The analgesic potential of cannabinoids may be hampered by their ability to produce aversive emotion when administered systemically. We investigated the hypothesis that the midbrain periaqueductal grey (PAG) is a common substrate mediating the anti-nociceptive and potential aversive effects of cannabinoids. The rat formalin test was used to model(More)
Peripheral cannabinoid 2 receptors (CB2 receptors) modulate immune responses and attenuate nociceptive behaviour in models of acute and persistent pain. The aim of the present study was to investigate whether peripheral CB2 receptors modulate spinal processing of innocuous and noxious responses and to determine whether there are altered roles of CB2(More)
Cannabinoid-based medicines have therapeutic potential for the treatment of pain. Augmentation of levels of endocannabinoids with inhibitors of fatty acid amide hydrolase (FAAH) is analgesic in models of acute and inflammatory pain states. The aim of this study was to determine whether local inhibition of FAAH alters nociceptive responses of spinal neurons(More)
Activation of spinal microglia contributes to aberrant pain responses associated with neuropathic pain states. Endocannabinoids (ECs) are present in the spinal cord, and inhibit nociceptive processing; levels of ECs may be altered by microglia which modulate the turnover of endocannabinoids in vitro.
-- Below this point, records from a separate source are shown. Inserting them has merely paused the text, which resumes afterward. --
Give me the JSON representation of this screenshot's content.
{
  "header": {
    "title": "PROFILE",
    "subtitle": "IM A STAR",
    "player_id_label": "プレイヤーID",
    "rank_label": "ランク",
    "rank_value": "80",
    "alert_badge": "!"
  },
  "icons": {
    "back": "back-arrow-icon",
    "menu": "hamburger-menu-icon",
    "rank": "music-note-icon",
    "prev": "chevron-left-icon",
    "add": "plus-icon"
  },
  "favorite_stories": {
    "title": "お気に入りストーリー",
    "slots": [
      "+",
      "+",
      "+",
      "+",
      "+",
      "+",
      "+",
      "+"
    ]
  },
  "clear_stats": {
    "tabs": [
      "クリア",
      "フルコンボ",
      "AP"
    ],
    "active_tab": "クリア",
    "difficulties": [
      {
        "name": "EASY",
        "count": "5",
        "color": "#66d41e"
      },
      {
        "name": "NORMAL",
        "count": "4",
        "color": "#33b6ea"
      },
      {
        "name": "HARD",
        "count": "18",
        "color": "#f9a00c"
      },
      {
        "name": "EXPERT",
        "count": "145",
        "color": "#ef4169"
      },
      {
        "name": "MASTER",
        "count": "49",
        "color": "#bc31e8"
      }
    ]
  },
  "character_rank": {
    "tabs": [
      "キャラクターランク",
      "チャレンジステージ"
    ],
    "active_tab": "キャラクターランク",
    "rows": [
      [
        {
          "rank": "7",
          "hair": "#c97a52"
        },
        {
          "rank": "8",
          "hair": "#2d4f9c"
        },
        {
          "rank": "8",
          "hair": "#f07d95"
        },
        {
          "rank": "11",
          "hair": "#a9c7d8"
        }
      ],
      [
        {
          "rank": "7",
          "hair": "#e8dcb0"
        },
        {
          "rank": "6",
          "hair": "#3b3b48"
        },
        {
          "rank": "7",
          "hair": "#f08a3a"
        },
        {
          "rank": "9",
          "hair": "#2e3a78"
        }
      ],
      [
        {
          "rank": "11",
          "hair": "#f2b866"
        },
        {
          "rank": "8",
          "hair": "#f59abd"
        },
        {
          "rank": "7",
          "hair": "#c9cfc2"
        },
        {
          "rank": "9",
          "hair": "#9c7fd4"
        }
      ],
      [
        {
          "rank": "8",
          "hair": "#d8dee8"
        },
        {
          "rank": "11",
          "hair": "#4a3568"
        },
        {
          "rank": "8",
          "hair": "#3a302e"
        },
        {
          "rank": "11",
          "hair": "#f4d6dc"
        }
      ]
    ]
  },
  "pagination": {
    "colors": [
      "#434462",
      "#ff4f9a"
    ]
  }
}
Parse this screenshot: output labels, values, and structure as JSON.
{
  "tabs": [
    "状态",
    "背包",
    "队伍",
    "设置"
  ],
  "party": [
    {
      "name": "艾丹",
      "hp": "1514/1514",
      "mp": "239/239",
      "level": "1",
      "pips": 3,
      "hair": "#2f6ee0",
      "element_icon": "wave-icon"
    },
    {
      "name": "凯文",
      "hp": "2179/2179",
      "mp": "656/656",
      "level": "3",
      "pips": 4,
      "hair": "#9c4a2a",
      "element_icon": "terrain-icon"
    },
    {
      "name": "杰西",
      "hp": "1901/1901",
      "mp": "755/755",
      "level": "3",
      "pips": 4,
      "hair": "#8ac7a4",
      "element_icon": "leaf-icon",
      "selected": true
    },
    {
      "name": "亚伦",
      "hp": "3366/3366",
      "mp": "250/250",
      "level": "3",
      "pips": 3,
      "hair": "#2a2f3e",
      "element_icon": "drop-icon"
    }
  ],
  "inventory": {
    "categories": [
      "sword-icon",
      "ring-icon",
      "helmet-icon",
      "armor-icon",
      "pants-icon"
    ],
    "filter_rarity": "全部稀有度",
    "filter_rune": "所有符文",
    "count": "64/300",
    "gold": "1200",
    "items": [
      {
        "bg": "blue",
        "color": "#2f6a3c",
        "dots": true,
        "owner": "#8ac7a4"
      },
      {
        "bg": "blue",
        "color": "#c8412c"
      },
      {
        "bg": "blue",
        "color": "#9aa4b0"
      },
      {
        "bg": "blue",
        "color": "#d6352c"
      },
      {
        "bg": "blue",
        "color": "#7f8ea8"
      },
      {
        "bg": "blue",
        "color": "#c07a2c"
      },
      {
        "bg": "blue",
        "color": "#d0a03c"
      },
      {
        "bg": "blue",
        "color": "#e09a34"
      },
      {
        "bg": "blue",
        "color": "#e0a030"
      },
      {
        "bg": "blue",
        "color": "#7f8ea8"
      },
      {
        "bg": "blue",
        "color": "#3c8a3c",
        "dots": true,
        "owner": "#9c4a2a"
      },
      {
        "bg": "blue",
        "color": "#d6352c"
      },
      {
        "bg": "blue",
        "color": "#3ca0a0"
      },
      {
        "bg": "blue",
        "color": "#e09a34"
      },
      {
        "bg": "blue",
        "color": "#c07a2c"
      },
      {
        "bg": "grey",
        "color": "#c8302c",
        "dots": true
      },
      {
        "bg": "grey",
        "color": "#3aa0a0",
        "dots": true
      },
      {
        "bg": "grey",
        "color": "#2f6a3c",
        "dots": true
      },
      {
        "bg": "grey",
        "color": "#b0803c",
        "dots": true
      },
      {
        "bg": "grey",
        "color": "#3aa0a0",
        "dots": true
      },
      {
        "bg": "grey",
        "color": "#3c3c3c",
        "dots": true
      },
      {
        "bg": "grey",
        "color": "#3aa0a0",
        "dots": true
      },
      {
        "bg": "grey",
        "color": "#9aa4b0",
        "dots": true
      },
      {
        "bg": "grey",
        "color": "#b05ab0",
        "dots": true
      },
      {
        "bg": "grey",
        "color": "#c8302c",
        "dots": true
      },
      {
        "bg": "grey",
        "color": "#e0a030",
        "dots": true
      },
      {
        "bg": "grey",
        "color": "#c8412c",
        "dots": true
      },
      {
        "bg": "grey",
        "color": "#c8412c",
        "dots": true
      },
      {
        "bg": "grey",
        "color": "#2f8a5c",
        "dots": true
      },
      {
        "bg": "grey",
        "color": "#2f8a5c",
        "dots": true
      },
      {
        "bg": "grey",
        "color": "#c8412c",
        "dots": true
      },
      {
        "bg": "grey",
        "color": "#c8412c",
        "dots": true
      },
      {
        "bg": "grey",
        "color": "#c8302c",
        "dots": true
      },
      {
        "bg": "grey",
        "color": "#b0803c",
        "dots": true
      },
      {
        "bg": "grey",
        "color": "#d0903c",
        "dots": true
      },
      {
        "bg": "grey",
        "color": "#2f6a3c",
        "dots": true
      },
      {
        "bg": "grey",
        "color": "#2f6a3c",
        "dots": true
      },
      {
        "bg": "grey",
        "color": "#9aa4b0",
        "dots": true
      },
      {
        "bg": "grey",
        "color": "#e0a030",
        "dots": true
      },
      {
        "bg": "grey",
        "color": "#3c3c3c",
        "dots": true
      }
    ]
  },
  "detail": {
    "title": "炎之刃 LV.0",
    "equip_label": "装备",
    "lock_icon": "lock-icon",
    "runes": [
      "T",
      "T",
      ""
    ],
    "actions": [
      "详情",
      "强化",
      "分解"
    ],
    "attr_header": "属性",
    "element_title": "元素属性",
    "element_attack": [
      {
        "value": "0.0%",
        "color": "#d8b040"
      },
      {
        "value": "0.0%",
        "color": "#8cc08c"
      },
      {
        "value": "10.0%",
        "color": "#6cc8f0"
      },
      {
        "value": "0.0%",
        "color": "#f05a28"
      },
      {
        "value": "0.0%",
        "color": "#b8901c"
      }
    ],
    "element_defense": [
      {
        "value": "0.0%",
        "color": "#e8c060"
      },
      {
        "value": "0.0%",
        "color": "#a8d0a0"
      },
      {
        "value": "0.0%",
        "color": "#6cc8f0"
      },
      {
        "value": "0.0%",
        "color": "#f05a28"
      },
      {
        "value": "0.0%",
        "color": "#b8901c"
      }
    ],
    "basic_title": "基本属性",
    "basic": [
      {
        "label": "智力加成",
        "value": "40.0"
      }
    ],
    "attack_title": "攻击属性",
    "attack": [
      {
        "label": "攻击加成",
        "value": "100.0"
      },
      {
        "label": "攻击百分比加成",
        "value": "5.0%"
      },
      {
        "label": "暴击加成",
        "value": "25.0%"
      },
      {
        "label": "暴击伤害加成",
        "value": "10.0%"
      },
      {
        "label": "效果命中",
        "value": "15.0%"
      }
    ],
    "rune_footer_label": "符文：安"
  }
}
Here, we investigate the effect of minocycline, an(More)
Cannabinoid CB1 and CB2 receptors are located at key sites involved in the relaying and processing of noxious inputs. Both CB1 and CB2 receptor agonists have analgesic effects in a range of models of inflammatory and neuropathic pain. Importantly, clinical trials of cannabis-based medicines indicate that the pre-clinical effects of cannabinoid agonists may(More)
The endocannabinoid system consists of cannabinoid CB1 and CB2 receptors, endogenous ligands and their synthesising/metabolising enzymes. Cannabinoid receptors are present at key sites involved in the relay and modulation of nociceptive information. The analgesic effects of cannabinoids have been well documented. The usefulness of nonselective cannabinoid(More)
Mechanisms and brain substrates mediating cannabinoid-induced modulation of behaviour towards aversive stimuli are poorly understood. To investigate the effects of systemic and intra-dorsal periaqueductal grey (PAG) administration of the cannabinoid receptor agonist HU210 on behaviour and plasma corticosterone levels in rats exposed to ultrasound and(More)
The presence of cannabinoid1 (CB1) receptors on primary afferent fibres may provide a novel target for cannabinoid analgesics. The present study investigated the ability of peripheral CB1 receptors to modulate innocuous and noxious transmission in noninflamed rats and rats with peripheral carrageenan inflammation. Effects of peripheral injection of(More)
Cannabinoid CB(1) receptors have analgesic effects in models of neuropathic pain, but can also produce psychoactive side-effects. A supraspinal location of CB(2) receptors has recently been described. CB(2) agonists are also antinociceptive, although the functional role of supraspinal CB(2) receptors in the control of nociception is unknown. Herein, we(More)